Cannabis Growing Equipment
Growers are considered the first cog in the cannabis wheel. They are the ones that take either seeds or clones and turn them into plants ready for harvest. However, producing a reliable crop season after season requires an investment in cannabis-growing equipment that allows growers to tightly control the process from start to finish. It is not as easy as burying some seeds in the ground and hoping for the best.
It turns out that a lot of your larger growing operations prefer to grow their plants indoors. But that requires a lot of highly specialized equipment. Someone has to design and manufacture that equipment. Producing it is almost an entire industry unto itself.
Cannabis Processing Equipment

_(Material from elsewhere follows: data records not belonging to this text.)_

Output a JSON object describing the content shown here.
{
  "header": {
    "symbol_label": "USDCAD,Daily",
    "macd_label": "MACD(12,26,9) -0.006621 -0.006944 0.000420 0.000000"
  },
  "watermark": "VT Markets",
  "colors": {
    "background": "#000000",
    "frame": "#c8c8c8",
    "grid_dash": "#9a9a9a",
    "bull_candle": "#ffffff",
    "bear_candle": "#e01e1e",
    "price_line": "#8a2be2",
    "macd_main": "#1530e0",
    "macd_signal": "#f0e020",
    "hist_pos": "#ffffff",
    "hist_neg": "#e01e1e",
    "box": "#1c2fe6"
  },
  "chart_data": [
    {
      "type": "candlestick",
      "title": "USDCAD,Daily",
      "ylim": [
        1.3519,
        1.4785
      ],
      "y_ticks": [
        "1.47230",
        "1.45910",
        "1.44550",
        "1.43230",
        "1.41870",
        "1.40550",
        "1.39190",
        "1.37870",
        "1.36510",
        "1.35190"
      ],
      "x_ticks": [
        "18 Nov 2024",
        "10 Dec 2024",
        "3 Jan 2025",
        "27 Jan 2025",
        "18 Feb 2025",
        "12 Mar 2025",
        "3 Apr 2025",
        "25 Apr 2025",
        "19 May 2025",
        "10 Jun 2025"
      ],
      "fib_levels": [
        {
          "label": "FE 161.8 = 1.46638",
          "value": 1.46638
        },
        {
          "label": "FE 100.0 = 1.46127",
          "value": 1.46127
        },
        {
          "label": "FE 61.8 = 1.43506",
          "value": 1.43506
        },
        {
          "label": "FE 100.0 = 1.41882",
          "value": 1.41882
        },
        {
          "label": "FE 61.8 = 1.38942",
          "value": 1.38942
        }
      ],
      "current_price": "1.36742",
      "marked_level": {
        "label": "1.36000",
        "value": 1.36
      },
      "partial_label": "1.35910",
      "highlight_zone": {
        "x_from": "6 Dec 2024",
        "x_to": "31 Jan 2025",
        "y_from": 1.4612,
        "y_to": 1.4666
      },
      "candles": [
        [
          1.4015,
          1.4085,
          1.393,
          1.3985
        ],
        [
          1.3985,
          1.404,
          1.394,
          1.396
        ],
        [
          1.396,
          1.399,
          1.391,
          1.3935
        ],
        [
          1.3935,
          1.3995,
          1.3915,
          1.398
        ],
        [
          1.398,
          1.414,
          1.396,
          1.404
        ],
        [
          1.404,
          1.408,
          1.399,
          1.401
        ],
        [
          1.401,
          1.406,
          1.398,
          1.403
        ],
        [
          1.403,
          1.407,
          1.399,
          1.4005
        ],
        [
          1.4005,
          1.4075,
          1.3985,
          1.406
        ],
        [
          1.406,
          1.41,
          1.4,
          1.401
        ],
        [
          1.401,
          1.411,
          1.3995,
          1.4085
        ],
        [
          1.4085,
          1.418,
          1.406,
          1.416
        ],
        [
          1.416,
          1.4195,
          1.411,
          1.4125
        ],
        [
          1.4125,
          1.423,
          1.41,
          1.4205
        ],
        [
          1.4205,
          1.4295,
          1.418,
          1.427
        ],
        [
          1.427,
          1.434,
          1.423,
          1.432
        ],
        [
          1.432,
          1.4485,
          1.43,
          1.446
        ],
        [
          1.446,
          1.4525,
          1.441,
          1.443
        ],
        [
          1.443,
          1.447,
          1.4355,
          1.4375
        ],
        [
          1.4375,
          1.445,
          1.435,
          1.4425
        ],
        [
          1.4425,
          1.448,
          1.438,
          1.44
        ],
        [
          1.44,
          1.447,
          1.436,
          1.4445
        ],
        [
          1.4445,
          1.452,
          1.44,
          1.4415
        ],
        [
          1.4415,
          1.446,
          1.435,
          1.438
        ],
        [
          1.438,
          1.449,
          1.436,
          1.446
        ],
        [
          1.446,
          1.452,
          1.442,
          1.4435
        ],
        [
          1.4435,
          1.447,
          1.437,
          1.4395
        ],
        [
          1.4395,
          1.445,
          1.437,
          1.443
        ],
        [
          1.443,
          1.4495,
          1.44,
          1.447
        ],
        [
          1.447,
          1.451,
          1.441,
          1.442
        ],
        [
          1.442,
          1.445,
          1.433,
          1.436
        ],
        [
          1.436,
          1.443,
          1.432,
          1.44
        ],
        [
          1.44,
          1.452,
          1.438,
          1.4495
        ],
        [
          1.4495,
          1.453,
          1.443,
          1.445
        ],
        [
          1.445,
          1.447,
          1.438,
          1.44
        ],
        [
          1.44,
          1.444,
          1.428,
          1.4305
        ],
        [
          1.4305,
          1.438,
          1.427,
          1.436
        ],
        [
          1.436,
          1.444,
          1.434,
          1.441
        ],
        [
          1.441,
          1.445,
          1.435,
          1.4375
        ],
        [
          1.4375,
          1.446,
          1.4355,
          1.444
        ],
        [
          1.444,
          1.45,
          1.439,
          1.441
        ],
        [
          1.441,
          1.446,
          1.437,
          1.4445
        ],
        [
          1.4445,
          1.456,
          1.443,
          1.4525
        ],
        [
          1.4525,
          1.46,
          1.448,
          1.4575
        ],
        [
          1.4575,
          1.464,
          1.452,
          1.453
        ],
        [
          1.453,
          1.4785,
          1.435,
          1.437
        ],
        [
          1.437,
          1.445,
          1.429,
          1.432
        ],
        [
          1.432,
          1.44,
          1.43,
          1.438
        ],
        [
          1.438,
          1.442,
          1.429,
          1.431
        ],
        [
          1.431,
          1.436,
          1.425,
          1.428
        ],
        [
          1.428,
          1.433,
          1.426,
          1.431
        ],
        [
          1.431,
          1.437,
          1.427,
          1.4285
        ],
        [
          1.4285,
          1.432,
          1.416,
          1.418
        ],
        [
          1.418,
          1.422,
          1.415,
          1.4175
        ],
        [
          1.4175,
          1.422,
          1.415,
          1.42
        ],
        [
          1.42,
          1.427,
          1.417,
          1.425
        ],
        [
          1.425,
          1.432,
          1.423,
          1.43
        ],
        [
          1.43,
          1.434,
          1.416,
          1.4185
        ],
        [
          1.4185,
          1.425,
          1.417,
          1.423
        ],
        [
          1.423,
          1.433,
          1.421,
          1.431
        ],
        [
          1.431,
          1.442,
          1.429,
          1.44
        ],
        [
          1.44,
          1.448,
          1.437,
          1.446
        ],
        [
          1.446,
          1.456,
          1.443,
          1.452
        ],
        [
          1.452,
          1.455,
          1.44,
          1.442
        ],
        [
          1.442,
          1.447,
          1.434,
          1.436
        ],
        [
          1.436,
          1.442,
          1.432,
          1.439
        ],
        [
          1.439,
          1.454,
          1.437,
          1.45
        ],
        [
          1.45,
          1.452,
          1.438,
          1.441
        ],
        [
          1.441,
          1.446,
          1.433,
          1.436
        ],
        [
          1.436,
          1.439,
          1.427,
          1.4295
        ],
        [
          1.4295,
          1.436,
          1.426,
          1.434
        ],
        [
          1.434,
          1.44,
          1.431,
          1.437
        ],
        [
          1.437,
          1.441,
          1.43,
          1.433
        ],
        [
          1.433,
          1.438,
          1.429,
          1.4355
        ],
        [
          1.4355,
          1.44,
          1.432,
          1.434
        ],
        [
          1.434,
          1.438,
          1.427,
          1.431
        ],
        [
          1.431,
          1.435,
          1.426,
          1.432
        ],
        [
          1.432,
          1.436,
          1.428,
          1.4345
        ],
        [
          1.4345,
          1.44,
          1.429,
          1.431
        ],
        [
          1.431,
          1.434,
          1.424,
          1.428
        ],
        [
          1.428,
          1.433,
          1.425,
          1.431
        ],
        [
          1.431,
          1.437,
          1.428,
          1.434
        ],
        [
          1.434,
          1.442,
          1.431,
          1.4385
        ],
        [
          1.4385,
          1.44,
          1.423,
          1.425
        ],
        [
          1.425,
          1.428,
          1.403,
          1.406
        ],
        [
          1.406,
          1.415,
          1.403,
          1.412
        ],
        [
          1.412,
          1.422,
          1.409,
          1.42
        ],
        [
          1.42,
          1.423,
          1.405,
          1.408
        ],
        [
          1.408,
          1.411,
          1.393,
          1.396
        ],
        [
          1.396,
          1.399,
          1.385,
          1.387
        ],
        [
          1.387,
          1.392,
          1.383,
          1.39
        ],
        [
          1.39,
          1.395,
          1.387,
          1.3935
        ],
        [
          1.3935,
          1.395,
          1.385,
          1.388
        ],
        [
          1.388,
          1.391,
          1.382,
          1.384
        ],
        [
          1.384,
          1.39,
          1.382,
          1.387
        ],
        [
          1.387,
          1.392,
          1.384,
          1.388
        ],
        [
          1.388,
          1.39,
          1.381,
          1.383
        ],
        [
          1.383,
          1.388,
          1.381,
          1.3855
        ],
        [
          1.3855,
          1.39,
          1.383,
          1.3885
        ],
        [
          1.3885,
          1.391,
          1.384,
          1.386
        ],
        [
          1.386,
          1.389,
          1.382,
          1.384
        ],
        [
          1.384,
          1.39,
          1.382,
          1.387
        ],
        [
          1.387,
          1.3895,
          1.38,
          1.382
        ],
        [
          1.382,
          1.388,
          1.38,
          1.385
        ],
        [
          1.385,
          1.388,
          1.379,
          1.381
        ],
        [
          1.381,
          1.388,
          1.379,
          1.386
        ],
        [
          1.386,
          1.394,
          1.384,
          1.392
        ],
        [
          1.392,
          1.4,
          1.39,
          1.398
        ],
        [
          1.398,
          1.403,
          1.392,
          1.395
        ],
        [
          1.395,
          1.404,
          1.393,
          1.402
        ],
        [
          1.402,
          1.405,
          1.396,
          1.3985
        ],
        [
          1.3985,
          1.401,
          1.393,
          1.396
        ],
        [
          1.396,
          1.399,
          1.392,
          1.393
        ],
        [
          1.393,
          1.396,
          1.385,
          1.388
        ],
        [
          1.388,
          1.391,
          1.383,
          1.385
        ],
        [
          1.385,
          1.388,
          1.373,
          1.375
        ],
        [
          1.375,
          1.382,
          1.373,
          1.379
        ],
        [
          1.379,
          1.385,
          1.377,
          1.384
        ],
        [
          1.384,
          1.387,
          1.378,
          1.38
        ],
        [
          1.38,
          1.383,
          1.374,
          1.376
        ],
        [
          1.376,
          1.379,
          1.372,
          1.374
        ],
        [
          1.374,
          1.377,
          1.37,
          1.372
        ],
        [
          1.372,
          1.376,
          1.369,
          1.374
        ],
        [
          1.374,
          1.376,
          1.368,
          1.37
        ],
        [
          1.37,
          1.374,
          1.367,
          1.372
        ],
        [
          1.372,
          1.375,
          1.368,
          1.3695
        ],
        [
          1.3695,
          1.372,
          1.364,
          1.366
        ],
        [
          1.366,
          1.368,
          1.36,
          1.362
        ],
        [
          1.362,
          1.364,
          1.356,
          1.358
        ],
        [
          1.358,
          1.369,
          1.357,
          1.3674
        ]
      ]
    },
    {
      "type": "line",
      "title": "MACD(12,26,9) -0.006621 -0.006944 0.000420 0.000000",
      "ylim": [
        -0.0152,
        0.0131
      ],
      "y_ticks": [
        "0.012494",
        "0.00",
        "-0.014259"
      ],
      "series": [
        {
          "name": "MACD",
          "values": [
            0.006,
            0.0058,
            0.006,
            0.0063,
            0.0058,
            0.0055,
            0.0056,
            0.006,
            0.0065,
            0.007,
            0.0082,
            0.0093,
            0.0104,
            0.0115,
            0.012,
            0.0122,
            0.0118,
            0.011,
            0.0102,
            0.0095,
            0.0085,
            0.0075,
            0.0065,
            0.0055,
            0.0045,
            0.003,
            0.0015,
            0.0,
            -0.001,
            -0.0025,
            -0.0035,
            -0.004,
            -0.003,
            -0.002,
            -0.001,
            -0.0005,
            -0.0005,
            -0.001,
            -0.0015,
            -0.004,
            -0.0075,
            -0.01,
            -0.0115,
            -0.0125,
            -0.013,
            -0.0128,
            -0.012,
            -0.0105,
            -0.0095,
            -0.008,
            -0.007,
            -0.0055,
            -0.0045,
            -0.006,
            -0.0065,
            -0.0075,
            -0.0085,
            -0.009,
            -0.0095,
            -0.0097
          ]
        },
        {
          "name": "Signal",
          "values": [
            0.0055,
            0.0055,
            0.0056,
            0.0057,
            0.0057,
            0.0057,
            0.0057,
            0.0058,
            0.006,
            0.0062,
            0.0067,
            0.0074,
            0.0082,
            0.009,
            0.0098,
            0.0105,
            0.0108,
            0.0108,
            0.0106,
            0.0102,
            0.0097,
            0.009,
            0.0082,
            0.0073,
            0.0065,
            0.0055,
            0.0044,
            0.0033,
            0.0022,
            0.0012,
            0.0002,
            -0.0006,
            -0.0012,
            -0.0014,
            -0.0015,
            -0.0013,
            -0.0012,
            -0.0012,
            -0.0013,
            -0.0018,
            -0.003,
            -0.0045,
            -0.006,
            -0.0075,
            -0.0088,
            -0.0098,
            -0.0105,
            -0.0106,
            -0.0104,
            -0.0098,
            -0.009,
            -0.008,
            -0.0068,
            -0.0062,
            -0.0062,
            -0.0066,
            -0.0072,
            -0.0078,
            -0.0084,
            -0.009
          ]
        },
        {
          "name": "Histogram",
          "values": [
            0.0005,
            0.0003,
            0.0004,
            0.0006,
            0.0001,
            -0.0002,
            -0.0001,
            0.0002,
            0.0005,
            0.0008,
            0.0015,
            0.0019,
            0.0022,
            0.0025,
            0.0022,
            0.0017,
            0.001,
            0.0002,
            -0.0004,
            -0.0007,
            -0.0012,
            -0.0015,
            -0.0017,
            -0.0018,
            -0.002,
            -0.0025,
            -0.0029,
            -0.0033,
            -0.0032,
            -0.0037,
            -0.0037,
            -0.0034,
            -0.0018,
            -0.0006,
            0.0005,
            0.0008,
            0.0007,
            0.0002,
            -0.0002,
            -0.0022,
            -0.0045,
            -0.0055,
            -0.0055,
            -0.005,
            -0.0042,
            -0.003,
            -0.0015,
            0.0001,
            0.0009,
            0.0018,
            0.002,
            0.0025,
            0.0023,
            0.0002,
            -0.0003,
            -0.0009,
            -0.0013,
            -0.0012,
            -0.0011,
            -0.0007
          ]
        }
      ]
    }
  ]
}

CedarStoneIndustry is a Texas company that manufactures, among other things, cannabis processing equipment. They say that processing equipment is even more specialized than growing equipment. Processors need machinery capable of extracting cannabinoids and terpenes. They need equipment that can separate those cannabinoids and terpenes, as well as additional pieces used for testing and retail product manufacturing.
Companies like CedarStoneIndustry rely on years of experience manufacturing equipment for the commercial food, beer making, and wine making industries. Many of the tried-and-true principles they have consistently used in those other industries can be applied to cannabis processing.
Most of the states with legalized medical- and recreational-use cannabis require that products be independently tested for purity and safety. Labs are generally private enterprises employing highly trained and skilled people who look closely at every sample they see. In addition to the actual labor involved, testing labs also have equipment of their own to purchase.
In between cannabis processors and retailers are the marketers whose job is to connect the two. The retail sector has its own marketing arm as well. Marketing may have not been so critical in the days when cannabis was highly limited. But now, friendly state laws have led to a glut of competition. Every grower, processor, and retailer is competing for the largest market share.
Marketing experts are fueling the competition. Some of them specialize exclusively in cannabis marketing. It is their job to get the word out. It is their job to make sure customers know what to buy and from whom to buy it.
Space will not allow for discussing all the tertiary businesses that support the cannabis industry. Suffice it to say that cannabis may be a plant, but the industry that gets the plant from field to retail shelves is quite complex. There are a lot of players working hard to make sure the industry succeeds.